Directions for this task:
Would you return every entry below exactly as written, without its images?

★ ★ ★ ★ ★ ★ ★

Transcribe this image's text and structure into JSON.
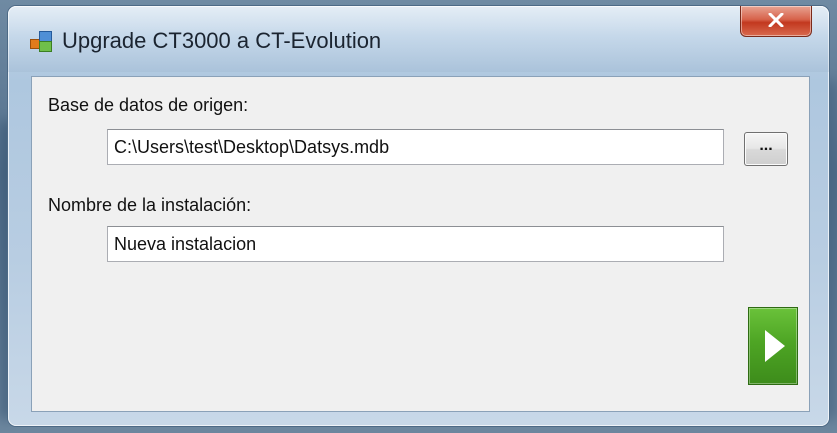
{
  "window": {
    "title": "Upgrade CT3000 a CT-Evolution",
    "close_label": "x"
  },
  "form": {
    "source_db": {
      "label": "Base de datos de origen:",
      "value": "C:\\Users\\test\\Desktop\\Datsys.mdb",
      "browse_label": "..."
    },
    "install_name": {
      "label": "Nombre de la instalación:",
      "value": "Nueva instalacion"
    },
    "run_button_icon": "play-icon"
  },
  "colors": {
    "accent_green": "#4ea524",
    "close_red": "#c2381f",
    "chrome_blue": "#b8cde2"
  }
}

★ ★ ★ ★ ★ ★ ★

Output:
Transcribe this image's text and structure into JSON.
{
  "window": {
    "title": "Upgrade CT3000 a CT-Evolution",
    "close_label": "x"
  },
  "form": {
    "source_db": {
      "label": "Base de datos de origen:",
      "value": "C:\\Users\\test\\Desktop\\Datsys.mdb",
      "browse_label": "..."
    },
    "install_name": {
      "label": "Nombre de la instalación:",
      "value": "Nueva instalacion"
    },
    "run_button_icon": "play-icon"
  },
  "colors": {
    "accent_green": "#4ea524",
    "close_red": "#c2381f",
    "chrome_blue": "#b8cde2"
  }
}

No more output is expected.